And of course, there are traffic circles. Traffic circles, also known as rotaries or round-a-bouts, are everywhere. It isn’t just that they are everywhere, but the car has to be driven through them clockwise, rather than counter-clockwise. Entry is usually controlled only by yield signs, but occasionally one is controlled by traffic signals. Most have two or three lanes going around them. A driver has to be very mindful of other cars entering the rotary and changing lanes.
One would assume that with all of these challenges, driving in this foreign country would be a nightmare. However, I found just the opposite. British drivers were very courteous. Turning signals were used for the slightest change in direction. There was never a horn blast from a frustrated, angry driver. The posted speed limit was honored. I never witnessed any car running a red light. And most noticeable to me was that on the carriageways, i.e., those roads with two or more lanes moving in the same direction, the drivers are in a race. It isn’t a race to get “there” first. It is a race to complete the pass of a slower vehicle and then to return quickly to the slower lane.

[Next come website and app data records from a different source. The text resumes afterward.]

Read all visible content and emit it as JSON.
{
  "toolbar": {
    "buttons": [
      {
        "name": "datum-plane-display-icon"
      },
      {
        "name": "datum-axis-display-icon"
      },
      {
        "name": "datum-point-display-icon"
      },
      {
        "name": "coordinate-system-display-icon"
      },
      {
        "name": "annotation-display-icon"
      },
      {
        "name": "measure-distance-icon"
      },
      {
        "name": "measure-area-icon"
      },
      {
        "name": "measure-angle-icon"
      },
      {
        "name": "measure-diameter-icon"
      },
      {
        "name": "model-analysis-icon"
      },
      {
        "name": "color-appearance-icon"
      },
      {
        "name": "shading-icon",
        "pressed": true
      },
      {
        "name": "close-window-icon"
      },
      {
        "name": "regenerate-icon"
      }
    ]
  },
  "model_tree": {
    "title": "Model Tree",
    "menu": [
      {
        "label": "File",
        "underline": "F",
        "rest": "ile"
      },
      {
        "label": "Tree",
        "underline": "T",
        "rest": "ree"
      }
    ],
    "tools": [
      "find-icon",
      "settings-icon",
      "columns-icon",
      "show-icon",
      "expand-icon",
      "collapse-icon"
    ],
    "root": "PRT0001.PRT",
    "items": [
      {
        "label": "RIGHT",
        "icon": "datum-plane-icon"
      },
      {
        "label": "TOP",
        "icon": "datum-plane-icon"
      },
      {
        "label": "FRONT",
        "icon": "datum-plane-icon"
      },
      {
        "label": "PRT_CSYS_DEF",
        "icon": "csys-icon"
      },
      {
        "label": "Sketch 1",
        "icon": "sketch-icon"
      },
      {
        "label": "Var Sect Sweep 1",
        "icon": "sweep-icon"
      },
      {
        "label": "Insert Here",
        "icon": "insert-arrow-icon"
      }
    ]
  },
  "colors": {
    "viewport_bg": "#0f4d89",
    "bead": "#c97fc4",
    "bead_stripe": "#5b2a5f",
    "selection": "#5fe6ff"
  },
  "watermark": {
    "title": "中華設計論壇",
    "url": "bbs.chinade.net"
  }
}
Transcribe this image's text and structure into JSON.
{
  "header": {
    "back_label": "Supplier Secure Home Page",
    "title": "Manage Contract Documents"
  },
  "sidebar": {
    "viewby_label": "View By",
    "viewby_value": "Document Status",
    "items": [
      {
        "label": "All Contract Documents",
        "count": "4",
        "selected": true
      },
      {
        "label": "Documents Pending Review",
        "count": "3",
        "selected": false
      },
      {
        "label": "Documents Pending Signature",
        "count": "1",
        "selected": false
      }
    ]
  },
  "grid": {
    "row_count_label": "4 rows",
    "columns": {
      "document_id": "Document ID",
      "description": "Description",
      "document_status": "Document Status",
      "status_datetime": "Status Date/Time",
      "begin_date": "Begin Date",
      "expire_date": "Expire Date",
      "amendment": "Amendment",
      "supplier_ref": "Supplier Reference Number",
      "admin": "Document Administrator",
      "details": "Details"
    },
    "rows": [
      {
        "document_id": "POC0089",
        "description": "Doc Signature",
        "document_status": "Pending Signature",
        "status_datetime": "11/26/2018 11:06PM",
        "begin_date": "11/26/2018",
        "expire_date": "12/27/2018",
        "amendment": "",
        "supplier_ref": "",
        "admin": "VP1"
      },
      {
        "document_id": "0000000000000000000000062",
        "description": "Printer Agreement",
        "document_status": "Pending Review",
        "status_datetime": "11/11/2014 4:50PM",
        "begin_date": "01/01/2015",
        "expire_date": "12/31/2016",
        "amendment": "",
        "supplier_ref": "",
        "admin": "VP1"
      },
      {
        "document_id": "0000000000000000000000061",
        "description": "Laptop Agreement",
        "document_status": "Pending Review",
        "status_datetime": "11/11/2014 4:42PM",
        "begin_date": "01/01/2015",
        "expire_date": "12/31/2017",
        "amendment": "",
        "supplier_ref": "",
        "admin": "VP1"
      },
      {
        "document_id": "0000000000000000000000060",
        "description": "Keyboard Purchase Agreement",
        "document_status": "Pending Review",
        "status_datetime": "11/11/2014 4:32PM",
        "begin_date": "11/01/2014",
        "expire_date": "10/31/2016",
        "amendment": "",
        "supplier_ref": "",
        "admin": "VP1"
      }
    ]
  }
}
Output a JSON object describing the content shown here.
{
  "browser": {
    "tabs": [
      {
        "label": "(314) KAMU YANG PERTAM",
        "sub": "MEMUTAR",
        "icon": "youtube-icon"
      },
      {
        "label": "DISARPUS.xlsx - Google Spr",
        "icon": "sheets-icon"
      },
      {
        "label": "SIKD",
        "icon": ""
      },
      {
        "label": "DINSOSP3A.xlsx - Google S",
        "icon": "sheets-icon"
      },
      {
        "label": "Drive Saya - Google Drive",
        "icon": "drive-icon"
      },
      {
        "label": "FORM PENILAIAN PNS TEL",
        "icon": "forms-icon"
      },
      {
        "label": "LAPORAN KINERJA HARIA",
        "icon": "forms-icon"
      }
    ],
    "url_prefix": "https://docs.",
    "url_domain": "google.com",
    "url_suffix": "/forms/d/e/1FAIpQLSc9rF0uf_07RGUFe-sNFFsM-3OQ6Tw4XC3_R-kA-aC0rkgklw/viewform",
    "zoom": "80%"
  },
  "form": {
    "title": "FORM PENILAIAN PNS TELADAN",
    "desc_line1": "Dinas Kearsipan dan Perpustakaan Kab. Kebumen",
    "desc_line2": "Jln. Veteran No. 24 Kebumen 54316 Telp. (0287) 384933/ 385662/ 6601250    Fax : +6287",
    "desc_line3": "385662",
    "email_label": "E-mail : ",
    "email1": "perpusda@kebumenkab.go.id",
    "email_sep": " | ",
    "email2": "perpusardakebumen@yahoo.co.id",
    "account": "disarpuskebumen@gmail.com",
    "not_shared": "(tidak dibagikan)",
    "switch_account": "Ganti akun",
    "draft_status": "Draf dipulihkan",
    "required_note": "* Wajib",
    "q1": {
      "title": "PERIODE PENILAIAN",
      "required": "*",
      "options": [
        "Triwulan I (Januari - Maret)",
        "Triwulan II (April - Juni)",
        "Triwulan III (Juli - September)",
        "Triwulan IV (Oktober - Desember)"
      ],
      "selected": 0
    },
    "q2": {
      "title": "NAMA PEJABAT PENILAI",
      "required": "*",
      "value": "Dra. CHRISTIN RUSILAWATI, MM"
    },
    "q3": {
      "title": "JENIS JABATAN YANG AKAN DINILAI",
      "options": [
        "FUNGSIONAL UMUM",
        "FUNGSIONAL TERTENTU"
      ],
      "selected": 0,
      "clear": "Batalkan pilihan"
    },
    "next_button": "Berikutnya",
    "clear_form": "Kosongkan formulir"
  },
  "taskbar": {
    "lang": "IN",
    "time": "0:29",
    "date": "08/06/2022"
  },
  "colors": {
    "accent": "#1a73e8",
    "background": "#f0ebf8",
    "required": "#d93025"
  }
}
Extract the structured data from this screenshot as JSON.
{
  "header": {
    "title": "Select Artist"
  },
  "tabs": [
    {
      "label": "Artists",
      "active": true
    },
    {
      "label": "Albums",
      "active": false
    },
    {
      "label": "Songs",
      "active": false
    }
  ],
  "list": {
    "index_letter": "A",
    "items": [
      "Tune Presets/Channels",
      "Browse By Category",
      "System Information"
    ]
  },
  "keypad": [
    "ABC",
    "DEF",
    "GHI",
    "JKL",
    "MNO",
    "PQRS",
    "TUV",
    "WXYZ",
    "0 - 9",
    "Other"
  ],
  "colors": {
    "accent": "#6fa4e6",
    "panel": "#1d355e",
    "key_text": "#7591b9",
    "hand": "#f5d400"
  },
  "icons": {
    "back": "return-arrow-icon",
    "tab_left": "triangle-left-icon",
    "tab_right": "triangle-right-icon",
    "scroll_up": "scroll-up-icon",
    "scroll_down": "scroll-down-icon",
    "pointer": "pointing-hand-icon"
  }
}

I never witnessed a car driven below the speed limit, camped out in the fast lane. For those who don’t know, the fast lane is the lane furthest from the acceleration/deceleration lanes, not the one closest to it. Cars were always passed on the driver’s side, never the passenger side of the car. I never witnessed a car weaving in and out of traffic. I never witnessed a car changing more than one lane at a time.
I couldn’t help but think about the planned construction of a traffic circle on Robinwood Drive. When this was first announced, I took note of the calls to Mail Call and letters to the editor. A casual reader would think this was the worst decision ever made by county staff or elected officials. Disaster was promised.
Let me assure readers that traffic circles work. They allow traffic to keep moving with minimal delays and limited queues of cars waiting for green traffic lights. It didn’t take me long to recognize their efficiency; but navigating them requires some things that are in short supply among our region’s drivers: courtesy, awareness of others, and use of turning signals.
One day in Britain, I walked to our neighborhood pub. I started talking to one of the regulars and mentioned to him that in Maryland we have cameras to enforce red lights and to reduce speeding in construction and school zones. He couldn’t understand why anyone would run a red light or endanger a construction worker or child. I didn’t dare tell him that our state law doesn’t enforce posted speed limits in these zones, but rather the posted limits plus 12-15 mph. He was shocked that in America, cars are driven slowly in the fast lane, some weave through traffic, and some will change more than one lane in a single movement. I asked about their traffic laws related to driving slow in the fast lane. His response, whether factually correct or not, was “There is no law. It is only common courtesy.”
Walking to our cottage that evening I wondered how much safer our own roads would be if we exercised more common courtesy when driving. What if we “raced” to the slow lane? What if we signaled lane changes and turns? If we exercised more common courtesy and considered how our actions affect others, we might actually end up making our roads safer for everyone.
David Hanlin is a Hagerstown resident. His email address is firstname.lastname@example.org.